= EXERCISE DIRECTIONS =
List each line of the data that holds the string "interface", please.

DATA IN THIS EXERCISE Block Start

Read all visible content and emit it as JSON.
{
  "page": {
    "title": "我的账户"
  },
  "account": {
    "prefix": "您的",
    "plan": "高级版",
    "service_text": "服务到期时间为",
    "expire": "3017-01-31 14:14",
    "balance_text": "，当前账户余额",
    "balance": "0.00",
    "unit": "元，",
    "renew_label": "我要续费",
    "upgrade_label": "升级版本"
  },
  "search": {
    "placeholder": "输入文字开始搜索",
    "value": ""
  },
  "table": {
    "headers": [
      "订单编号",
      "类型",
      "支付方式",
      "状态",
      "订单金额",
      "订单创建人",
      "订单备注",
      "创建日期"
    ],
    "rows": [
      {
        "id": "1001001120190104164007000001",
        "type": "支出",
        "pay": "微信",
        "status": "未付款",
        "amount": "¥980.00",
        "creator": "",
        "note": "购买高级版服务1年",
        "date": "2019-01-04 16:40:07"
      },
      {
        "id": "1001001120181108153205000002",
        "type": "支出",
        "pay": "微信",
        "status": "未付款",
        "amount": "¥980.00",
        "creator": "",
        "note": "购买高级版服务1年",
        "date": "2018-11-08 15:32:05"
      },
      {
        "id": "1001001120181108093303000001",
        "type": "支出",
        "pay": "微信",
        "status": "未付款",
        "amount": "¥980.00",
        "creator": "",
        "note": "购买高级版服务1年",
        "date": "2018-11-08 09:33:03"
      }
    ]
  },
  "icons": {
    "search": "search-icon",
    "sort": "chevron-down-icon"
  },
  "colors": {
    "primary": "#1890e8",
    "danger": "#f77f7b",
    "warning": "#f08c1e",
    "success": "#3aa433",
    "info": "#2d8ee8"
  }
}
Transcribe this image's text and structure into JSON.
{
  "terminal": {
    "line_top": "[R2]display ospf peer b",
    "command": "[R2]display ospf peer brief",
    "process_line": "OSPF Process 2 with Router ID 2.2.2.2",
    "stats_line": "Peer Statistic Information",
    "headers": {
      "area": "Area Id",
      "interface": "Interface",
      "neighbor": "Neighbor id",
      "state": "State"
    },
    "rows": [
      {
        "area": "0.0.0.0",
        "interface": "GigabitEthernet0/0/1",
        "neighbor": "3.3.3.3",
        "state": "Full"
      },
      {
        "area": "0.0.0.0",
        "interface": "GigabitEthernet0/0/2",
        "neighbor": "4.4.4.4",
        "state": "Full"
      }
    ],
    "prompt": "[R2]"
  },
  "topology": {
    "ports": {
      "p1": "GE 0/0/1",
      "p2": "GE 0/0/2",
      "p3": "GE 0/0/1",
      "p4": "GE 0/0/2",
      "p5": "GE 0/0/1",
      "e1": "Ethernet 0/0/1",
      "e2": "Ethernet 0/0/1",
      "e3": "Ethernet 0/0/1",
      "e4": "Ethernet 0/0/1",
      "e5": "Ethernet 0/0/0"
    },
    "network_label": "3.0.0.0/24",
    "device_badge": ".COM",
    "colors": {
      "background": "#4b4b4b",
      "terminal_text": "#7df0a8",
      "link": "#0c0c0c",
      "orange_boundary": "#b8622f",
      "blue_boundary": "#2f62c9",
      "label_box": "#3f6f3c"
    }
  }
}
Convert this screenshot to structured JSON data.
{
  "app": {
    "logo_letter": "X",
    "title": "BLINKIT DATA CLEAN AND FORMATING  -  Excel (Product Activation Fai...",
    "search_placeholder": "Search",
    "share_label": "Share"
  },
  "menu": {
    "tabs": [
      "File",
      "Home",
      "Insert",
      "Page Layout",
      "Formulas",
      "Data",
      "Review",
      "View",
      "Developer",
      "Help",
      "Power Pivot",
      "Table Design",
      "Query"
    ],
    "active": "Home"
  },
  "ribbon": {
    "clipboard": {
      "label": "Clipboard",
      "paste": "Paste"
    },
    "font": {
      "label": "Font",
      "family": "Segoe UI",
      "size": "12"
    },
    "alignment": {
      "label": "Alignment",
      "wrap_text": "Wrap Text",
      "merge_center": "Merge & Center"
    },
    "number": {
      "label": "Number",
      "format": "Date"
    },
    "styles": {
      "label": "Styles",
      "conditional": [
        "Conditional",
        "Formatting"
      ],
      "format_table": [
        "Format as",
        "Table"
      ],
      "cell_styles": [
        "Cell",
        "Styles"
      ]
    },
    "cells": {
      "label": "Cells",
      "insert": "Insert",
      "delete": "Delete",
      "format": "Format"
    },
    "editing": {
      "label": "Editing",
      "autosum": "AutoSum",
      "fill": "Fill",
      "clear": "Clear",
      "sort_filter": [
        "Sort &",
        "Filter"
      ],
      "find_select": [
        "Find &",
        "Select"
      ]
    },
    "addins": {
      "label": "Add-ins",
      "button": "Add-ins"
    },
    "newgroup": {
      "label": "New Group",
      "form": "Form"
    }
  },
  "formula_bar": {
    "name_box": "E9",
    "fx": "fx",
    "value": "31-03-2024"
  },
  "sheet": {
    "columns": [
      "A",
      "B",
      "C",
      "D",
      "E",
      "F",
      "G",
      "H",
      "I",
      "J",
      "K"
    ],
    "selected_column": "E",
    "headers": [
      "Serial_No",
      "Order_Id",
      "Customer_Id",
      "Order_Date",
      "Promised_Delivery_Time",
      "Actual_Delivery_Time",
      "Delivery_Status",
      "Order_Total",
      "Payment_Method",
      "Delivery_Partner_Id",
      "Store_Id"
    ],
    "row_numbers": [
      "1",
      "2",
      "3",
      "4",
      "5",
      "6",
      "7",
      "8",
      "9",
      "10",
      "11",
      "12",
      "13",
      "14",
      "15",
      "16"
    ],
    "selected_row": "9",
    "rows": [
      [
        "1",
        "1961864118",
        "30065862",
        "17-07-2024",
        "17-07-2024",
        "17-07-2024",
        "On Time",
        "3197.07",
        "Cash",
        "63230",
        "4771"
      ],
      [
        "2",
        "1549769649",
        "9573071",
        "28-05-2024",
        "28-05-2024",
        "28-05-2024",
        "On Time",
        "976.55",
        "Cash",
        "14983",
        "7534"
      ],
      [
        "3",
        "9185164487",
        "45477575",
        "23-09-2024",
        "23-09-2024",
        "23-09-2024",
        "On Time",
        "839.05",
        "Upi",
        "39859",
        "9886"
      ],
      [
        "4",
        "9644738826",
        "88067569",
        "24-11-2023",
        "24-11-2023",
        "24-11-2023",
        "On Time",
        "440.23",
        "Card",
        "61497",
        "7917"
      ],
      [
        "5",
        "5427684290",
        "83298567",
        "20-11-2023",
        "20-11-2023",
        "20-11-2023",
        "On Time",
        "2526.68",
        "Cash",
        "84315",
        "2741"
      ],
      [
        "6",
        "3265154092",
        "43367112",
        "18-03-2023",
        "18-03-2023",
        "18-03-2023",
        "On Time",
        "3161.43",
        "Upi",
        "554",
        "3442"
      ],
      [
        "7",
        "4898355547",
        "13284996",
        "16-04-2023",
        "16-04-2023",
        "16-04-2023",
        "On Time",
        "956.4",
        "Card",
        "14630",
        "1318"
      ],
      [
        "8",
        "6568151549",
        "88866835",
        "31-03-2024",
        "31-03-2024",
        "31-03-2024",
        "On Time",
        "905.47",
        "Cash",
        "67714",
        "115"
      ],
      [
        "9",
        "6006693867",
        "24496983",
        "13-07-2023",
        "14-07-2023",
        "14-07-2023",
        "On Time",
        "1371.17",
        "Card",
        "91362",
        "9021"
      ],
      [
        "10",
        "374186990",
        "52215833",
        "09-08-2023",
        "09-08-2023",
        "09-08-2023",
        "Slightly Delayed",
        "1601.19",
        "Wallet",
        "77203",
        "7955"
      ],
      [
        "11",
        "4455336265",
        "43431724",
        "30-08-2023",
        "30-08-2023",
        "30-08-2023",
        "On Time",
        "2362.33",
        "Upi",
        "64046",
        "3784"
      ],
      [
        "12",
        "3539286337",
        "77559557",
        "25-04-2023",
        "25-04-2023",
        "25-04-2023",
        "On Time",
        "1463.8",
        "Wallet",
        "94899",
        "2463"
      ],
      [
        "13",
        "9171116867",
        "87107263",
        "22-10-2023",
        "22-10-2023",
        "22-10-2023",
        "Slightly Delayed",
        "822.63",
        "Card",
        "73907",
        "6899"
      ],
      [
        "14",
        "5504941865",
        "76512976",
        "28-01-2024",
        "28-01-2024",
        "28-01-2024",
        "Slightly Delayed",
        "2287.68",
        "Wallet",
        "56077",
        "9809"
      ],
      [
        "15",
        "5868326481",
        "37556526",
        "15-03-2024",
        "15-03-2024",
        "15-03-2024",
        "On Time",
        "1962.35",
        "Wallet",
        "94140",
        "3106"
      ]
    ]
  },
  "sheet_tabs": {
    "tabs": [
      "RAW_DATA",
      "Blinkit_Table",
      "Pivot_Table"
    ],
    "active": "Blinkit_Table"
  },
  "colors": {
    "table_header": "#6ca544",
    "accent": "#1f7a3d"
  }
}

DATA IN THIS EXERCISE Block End

= ANSWER AREA =
      "interface": "Interface",
        "interface": "GigabitEthernet0/0/1",
        "interface": "GigabitEthernet0/0/2",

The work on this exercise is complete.